= Beginning of Section =

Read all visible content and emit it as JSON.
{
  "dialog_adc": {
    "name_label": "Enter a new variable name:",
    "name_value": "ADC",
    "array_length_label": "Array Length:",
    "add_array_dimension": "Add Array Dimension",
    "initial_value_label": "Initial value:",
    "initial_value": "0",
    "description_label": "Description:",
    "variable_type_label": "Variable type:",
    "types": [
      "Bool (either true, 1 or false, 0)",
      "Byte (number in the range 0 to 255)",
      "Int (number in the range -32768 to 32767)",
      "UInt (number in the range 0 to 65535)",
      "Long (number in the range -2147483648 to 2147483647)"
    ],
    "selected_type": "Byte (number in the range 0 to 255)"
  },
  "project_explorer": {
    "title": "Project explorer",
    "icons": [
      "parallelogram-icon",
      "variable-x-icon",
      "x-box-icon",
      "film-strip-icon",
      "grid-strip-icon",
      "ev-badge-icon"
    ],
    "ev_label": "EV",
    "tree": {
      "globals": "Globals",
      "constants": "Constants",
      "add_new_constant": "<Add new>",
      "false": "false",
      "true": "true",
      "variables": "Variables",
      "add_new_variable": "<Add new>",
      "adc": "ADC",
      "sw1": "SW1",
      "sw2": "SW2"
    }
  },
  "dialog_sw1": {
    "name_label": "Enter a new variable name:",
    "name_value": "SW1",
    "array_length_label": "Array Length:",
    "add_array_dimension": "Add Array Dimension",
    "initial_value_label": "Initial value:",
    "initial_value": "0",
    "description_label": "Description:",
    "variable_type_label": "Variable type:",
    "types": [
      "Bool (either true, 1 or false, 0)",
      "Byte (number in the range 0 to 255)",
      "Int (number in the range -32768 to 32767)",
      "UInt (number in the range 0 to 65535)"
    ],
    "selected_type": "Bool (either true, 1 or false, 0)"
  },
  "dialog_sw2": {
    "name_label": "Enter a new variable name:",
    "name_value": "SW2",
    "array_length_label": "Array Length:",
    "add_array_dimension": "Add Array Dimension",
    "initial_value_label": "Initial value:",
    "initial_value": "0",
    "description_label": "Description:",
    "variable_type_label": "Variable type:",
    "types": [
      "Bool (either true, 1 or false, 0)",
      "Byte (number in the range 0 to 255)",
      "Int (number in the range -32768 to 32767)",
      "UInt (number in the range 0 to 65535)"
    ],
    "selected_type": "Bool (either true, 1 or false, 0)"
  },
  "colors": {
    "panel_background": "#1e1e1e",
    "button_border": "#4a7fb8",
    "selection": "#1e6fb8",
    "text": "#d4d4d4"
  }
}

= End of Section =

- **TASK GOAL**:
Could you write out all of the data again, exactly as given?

- **ANSWER TO THIS TASK**:
Read all visible content and emit it as JSON.
{
  "dialog_adc": {
    "name_label": "Enter a new variable name:",
    "name_value": "ADC",
    "array_length_label": "Array Length:",
    "add_array_dimension": "Add Array Dimension",
    "initial_value_label": "Initial value:",
    "initial_value": "0",
    "description_label": "Description:",
    "variable_type_label": "Variable type:",
    "types": [
      "Bool (either true, 1 or false, 0)",
      "Byte (number in the range 0 to 255)",
      "Int (number in the range -32768 to 32767)",
      "UInt (number in the range 0 to 65535)",
      "Long (number in the range -2147483648 to 2147483647)"
    ],
    "selected_type": "Byte (number in the range 0 to 255)"
  },
  "project_explorer": {
    "title": "Project explorer",
    "icons": [
      "parallelogram-icon",
      "variable-x-icon",
      "x-box-icon",
      "film-strip-icon",
      "grid-strip-icon",
      "ev-badge-icon"
    ],
    "ev_label": "EV",
    "tree": {
      "globals": "Globals",
      "constants": "Constants",
      "add_new_constant": "<Add new>",
      "false": "false",
      "true": "true",
      "variables": "Variables",
      "add_new_variable": "<Add new>",
      "adc": "ADC",
      "sw1": "SW1",
      "sw2": "SW2"
    }
  },
  "dialog_sw1": {
    "name_label": "Enter a new variable name:",
    "name_value": "SW1",
    "array_length_label": "Array Length:",
    "add_array_dimension": "Add Array Dimension",
    "initial_value_label": "Initial value:",
    "initial_value": "0",
    "description_label": "Description:",
    "variable_type_label": "Variable type:",
    "types": [
      "Bool (either true, 1 or false, 0)",
      "Byte (number in the range 0 to 255)",
      "Int (number in the range -32768 to 32767)",
      "UInt (number in the range 0 to 65535)"
    ],
    "selected_type": "Bool (either true, 1 or false, 0)"
  },
  "dialog_sw2": {
    "name_label": "Enter a new variable name:",
    "name_value": "SW2",
    "array_length_label": "Array Length:",
    "add_array_dimension": "Add Array Dimension",
    "initial_value_label": "Initial value:",
    "initial_value": "0",
    "description_label": "Description:",
    "variable_type_label": "Variable type:",
    "types": [
      "Bool (either true, 1 or false, 0)",
      "Byte (number in the range 0 to 255)",
      "Int (number in the range -32768 to 32767)",
      "UInt (number in the range 0 to 65535)"
    ],
    "selected_type": "Bool (either true, 1 or false, 0)"
  },
  "colors": {
    "panel_background": "#1e1e1e",
    "button_border": "#4a7fb8",
    "selection": "#1e6fb8",
    "text": "#d4d4d4"
  }
}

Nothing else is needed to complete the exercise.